_WHAT YOU ARE ASKED TO DO_. All lines in the records below that hold "size" are to be shown.

[Opening RECORDS SHOWN section]

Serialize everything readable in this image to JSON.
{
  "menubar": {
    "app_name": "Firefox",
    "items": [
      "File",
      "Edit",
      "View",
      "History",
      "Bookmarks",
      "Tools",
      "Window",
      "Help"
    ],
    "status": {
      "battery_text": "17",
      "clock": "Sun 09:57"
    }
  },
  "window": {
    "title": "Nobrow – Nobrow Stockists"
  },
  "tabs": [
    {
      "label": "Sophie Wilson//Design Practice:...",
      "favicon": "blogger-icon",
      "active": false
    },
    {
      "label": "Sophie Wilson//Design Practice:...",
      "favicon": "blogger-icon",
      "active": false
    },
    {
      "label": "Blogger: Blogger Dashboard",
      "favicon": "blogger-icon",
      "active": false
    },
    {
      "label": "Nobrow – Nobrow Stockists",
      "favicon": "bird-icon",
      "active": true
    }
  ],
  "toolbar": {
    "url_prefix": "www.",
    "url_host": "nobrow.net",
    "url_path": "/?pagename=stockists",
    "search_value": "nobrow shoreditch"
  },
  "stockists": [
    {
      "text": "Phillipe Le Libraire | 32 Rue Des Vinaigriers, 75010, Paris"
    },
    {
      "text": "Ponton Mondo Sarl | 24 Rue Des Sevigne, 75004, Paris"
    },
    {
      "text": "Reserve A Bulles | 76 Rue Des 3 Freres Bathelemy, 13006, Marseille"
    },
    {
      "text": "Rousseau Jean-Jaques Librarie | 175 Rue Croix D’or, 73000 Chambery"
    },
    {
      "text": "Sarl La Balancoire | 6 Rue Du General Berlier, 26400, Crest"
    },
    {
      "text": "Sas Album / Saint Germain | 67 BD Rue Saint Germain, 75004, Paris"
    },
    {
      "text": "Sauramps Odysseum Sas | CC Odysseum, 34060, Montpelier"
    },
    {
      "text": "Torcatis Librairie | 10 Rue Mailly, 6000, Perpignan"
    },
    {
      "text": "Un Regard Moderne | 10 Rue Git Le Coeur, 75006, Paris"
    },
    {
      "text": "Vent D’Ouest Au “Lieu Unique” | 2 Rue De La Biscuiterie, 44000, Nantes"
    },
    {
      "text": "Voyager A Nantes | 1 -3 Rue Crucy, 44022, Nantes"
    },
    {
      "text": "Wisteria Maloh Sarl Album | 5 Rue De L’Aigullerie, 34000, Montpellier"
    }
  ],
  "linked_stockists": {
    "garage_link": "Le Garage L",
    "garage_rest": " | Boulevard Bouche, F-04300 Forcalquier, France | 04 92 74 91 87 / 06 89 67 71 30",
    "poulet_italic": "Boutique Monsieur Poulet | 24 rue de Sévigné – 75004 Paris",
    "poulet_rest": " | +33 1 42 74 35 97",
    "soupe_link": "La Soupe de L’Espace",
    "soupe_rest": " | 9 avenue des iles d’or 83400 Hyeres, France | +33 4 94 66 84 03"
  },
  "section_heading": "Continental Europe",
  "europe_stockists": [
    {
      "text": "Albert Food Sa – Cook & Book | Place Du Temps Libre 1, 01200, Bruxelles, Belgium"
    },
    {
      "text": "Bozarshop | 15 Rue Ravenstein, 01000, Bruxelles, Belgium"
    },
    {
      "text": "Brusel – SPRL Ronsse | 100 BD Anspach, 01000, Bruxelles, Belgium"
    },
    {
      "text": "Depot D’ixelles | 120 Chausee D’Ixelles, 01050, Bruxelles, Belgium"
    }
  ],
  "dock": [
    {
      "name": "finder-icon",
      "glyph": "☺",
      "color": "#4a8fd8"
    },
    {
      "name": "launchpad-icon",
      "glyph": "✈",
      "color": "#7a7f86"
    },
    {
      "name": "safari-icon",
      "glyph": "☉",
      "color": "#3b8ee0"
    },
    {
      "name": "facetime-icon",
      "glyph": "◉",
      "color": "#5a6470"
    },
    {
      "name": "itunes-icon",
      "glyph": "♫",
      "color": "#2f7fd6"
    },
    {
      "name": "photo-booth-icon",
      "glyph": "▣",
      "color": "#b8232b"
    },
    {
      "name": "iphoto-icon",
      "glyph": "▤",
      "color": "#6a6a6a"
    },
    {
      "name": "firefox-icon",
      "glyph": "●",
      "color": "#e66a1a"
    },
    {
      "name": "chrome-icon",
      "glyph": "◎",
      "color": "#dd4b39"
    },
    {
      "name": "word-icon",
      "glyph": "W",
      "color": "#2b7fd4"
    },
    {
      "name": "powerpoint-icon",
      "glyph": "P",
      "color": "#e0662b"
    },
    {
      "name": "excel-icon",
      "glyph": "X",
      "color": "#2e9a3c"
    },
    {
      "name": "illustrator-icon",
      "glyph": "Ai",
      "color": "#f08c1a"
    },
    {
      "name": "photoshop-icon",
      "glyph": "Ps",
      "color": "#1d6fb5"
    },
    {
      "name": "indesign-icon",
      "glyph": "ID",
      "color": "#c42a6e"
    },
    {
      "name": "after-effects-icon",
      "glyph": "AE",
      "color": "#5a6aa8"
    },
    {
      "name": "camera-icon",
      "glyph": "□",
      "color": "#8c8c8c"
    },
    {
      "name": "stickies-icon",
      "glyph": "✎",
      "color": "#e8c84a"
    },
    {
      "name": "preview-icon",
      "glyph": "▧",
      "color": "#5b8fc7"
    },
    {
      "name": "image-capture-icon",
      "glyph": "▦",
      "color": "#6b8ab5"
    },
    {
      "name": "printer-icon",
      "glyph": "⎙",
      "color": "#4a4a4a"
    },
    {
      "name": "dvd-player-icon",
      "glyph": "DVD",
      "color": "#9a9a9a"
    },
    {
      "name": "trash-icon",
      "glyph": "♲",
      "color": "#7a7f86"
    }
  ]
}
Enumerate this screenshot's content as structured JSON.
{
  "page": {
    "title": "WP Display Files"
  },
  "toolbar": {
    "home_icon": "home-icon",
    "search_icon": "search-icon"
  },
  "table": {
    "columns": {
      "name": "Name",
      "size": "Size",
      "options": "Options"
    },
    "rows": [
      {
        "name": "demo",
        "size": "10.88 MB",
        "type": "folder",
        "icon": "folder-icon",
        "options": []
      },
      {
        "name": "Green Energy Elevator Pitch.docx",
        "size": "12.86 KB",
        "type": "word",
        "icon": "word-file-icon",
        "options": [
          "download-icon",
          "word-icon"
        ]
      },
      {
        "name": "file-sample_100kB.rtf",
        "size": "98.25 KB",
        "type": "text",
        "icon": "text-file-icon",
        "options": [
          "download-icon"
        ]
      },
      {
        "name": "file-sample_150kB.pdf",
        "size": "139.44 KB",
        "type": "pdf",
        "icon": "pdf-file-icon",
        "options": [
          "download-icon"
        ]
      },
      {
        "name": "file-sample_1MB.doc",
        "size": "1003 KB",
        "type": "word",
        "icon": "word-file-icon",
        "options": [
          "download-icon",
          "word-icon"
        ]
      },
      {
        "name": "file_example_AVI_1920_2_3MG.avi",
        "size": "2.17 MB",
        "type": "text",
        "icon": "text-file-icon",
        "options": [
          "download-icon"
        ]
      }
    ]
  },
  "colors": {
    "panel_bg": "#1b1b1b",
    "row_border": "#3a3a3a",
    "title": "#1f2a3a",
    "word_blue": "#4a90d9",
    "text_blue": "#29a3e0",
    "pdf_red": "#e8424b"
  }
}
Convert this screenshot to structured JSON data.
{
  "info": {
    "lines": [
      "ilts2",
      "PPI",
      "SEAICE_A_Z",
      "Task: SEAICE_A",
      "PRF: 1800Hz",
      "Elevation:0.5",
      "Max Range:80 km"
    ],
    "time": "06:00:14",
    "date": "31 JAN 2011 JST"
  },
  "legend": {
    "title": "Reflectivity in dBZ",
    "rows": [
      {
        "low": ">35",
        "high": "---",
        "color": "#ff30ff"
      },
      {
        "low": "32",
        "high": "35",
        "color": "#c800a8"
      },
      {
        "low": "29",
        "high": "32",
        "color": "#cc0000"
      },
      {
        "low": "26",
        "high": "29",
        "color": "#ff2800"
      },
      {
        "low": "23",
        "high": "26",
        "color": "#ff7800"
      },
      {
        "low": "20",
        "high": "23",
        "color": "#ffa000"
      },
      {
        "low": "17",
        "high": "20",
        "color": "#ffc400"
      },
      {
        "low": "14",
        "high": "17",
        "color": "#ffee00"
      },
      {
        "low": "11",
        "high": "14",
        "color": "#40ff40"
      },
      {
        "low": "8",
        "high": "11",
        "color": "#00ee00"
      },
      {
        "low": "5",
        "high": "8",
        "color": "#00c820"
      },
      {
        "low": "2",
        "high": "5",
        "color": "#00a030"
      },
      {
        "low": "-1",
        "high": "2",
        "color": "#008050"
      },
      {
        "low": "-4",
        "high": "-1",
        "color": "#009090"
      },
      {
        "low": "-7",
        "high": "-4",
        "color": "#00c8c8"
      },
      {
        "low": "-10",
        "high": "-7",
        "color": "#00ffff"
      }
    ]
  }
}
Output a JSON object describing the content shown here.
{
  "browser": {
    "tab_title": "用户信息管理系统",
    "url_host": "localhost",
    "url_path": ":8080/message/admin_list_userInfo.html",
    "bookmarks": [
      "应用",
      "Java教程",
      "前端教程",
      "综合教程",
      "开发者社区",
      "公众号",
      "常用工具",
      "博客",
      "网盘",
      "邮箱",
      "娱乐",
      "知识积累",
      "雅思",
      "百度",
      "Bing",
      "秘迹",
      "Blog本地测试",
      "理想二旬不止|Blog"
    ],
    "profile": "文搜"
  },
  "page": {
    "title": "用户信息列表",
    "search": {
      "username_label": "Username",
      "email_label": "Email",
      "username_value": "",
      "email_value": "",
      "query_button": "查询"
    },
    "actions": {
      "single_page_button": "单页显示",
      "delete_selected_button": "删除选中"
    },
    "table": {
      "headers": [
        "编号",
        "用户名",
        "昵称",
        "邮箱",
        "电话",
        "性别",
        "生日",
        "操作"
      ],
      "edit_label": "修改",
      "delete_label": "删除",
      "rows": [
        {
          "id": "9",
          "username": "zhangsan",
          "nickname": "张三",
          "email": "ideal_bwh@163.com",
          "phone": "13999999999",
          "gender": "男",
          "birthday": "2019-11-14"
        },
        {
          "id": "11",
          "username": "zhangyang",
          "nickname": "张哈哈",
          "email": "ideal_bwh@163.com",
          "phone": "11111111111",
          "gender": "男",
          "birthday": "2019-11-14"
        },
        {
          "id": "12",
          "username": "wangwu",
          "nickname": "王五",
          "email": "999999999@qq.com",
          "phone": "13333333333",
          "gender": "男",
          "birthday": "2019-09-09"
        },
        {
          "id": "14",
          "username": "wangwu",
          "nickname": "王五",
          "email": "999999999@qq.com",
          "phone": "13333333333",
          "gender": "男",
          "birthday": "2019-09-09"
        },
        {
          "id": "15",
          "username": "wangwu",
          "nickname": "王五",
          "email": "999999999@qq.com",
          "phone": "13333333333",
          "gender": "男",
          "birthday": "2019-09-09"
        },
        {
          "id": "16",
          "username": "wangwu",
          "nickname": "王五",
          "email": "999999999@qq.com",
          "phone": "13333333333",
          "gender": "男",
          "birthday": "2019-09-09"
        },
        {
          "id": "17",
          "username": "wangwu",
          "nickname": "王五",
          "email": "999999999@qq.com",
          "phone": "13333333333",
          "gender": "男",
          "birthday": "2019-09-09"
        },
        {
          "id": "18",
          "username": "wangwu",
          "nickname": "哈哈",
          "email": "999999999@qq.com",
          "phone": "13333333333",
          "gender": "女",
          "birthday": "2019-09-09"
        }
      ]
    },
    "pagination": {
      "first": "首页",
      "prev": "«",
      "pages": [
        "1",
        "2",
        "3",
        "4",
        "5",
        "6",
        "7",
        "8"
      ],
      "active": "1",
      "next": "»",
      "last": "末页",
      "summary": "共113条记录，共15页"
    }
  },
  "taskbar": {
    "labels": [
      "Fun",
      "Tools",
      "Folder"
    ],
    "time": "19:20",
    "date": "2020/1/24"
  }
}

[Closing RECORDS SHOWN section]

_RESPONSE TO THIS TASK_.
      "size": "Size",
        "size": "10.88 MB",
        "size": "12.86 KB",
        "size": "98.25 KB",
        "size": "139.44 KB",
        "size": "1003 KB",
        "size": "2.17 MB",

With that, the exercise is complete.